- TOP PLAYERSOffensePABLO S. TORRE | August 20, 2012
- TAMPA BAY buccaneersENEMY lines WHAT A RIVAL COACH SAYSJune 28, 2012
- Faces in the CrowdJune 11, 2001
In 1988, I was in the right place at the right time. I was clerking for U.S. District Court Judge H. Lee Sarokin in Newark and preparing to begin working for a small firm that represented employees and unions. That plan changed when Judge Sarokin introduced me to a friend of his, Larry Fleisher, who at the time was executive director of the NBA Players Association. Mr. Fleisher introduced me to Don Fehr, head of the baseball players union, and in September 1988, I went to work for the MLBPA. I've worked there for 25 years; since December 2009 I have been the executive director.
In 2012, I suppose, I was in the wrong place at the wrong time: In August I received a diagnosis of an inoperable brain tumor. Since then I've undergone radiation and chemotherapy, under the care of the committed team at Columbia University Medical Center in New York City, led by Dr. Andrew Lassman. I've been fortunate to have been able to work for the MLBPA close to full-time since my diagnosis.
Why do things happen the way they happen? Why have I been lucky enough to work my entire career for the MLBPA but unlucky enough to come down with a potentially fatal condition? I don't even try to answer such questions. I honestly don't fear what may come of my medical condition. I will fight as hard as I can, for as long as I can—and, hopefully, that's a good, long fight. Most important, though, as corny as it sounds, I try to live each day to the fullest. I don't take for granted what tomorrow may bring.

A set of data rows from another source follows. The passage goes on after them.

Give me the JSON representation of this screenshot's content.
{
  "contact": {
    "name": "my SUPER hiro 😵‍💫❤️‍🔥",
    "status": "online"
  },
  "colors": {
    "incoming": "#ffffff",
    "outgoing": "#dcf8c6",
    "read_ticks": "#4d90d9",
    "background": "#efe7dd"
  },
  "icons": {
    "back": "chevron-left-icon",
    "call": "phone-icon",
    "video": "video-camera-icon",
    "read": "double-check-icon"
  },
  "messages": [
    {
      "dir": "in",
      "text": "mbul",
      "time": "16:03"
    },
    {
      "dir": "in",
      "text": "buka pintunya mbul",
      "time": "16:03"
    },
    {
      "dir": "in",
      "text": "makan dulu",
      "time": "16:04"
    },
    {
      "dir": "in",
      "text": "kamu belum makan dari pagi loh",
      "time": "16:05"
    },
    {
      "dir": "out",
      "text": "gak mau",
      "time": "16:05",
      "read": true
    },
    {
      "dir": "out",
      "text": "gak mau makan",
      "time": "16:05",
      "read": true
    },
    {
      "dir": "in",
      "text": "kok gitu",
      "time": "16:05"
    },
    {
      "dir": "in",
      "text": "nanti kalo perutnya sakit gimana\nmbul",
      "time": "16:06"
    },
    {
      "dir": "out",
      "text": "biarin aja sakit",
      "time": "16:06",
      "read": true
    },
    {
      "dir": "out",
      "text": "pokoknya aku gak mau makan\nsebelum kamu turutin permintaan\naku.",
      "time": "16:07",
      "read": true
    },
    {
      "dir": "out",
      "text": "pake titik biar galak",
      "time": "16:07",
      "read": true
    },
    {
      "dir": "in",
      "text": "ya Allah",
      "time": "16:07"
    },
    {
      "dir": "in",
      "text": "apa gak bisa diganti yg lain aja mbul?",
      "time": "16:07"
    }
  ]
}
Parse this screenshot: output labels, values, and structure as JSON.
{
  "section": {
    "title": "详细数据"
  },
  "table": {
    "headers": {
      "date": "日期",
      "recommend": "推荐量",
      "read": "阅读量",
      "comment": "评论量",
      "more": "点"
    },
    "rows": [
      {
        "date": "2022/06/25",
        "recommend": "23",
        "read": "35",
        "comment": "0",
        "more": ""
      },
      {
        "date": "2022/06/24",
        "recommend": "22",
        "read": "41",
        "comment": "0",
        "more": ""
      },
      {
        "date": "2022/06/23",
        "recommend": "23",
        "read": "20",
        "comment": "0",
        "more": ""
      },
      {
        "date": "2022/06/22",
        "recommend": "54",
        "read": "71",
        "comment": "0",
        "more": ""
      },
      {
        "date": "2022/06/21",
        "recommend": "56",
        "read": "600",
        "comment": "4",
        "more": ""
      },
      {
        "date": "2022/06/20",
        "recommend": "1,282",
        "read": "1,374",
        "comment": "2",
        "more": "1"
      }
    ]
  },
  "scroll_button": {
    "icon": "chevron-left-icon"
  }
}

Which brings me back to my good fortune with the MLBPA, an incredibly stimulating place to work. On any given day I work on a range of issues: an interpretation of our collective bargaining agreement; a press inquiry about our drug program; a conference call about our pension plan; a discussion with a player and his agent about his contract negotiation; a strategic decision about the direction of international play. As a union lawyer, there isn't a more challenging and exciting place to be.
What I most enjoy about the MLBPA are the people I get to work for—the players. Baseball players understand that the rights and benefits they enjoy did not drop out of the sky but result from sacrifices made by players before them. They also understand that they have a responsibility to the players of tomorrow, to ensure that the rights and interests of players are protected.
What I've learned recently about the players, though, is how generous and gracious they are. I've had the opportunity to get to know so many players over my career, and I've always known they are great guys. But their response to my family and me since my diagnosis has been humbling. Phone calls, text messages, e-mails, off-season visits—rarely a day has gone by without multiple expressions of support from the guys. Late last season I received signed jerseys from each of the 30 clubs, a much appreciated symbol that the players were in my corner. As I toured all 30 camps during spring training this year, I spoke with dozens of players who expressed sincere concern and offered support and prayers. I can't explain how meaningful this has been to my wife, my three daughters and me. It has been a source of strength, a power boost when we need it most.
I understand that not everyone is fortunate enough to work in sports, much less for the MLBPA, and that I have a lot of advantages in dealing with my illness. Still I've learned a few things about being in a tough spot since I've been diagnosed:
Don't go into a shell. Don't be afraid to talk about your situation, however painful, with those who inquire. People sincerely care, and you'd be surprised how good it feels to have genuine exchanges and, if only for a while, to let others help carry your load.
Help others, even if you're hurting. No matter how you feel, chances are there is someone in a worse way than you. You'll feel better if you help someone else. And regardless of how you might feel, don't underestimate your ability to do it.
Don't lose your sense of humor. Diseases usually aren't funny; brain cancer certainly isn't. But the people around you will feel more comfortable, and you'll feel more comfortable yourself, if you're not afraid to laugh.